=== Data for analysis ===

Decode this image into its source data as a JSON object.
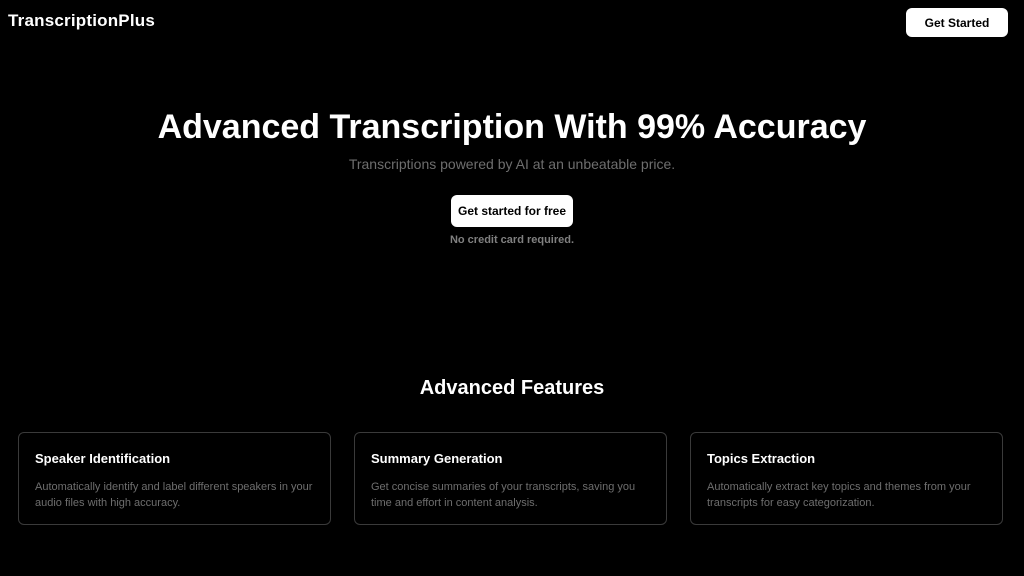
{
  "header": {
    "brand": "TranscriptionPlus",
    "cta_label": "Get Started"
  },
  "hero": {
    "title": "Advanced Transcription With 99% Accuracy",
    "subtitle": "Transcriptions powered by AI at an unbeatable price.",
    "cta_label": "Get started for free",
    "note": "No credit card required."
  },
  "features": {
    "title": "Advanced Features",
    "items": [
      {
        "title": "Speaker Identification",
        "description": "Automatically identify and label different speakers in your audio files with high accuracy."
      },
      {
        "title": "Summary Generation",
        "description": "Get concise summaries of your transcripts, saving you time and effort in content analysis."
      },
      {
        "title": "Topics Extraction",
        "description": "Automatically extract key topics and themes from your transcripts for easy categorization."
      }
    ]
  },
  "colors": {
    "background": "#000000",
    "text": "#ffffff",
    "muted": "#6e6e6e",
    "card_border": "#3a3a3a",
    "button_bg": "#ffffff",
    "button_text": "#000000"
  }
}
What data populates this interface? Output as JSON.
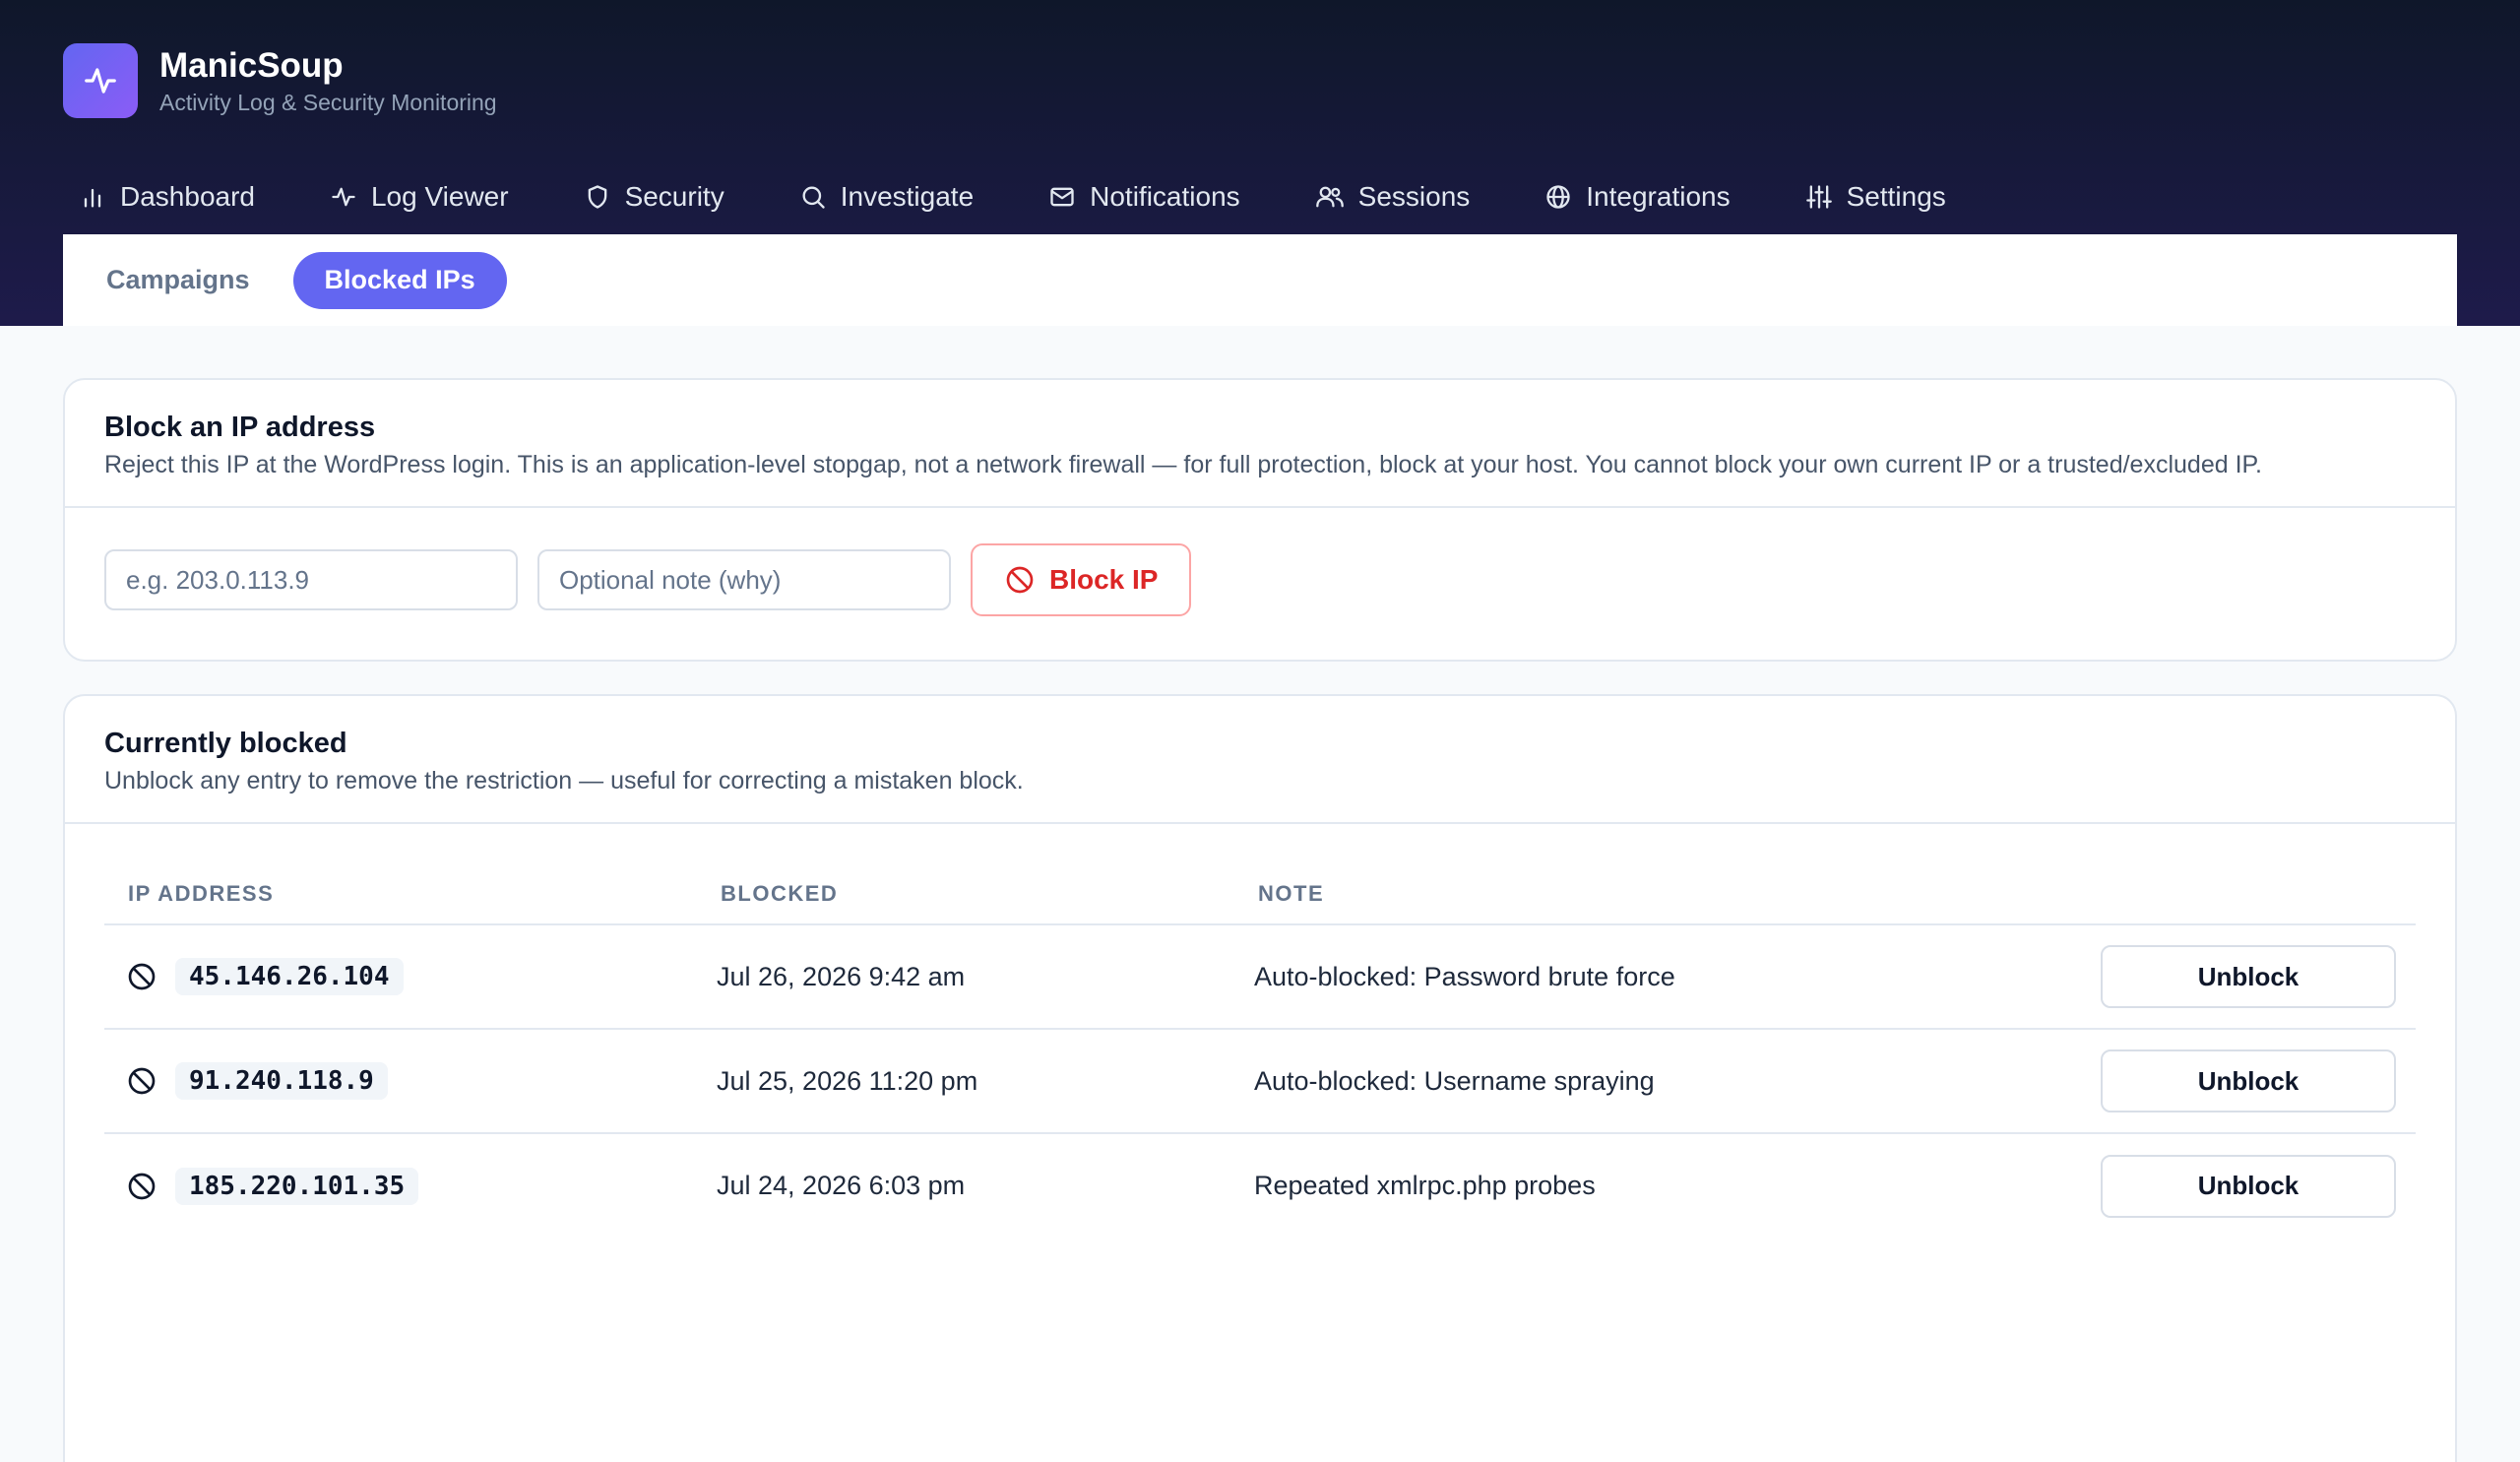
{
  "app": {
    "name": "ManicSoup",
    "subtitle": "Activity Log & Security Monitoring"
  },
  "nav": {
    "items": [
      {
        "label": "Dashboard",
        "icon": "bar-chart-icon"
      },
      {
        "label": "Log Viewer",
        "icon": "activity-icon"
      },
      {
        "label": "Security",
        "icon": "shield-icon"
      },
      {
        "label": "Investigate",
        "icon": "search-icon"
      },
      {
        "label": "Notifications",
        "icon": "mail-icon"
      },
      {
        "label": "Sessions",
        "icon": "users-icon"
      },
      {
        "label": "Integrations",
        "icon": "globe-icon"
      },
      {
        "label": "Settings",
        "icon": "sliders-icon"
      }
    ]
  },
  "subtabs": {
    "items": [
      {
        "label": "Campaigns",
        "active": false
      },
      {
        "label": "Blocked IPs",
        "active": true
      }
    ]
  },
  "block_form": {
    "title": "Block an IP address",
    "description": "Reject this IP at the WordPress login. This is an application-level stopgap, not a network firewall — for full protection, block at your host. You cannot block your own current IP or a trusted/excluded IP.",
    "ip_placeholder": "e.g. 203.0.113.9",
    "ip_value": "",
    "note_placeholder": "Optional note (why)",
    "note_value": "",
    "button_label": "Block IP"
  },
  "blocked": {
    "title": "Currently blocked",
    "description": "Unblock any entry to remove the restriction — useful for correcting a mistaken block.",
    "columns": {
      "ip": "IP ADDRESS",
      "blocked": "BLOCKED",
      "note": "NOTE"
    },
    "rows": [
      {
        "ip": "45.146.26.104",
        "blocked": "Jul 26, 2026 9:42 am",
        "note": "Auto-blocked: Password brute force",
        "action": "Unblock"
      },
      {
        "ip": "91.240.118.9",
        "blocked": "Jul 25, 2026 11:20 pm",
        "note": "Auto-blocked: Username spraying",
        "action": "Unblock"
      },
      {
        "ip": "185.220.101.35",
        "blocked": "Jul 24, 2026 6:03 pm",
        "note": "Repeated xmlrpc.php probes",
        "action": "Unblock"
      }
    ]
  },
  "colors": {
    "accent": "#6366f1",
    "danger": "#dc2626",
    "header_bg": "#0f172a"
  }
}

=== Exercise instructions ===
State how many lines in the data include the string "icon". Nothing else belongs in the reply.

=== Response to this task ===
8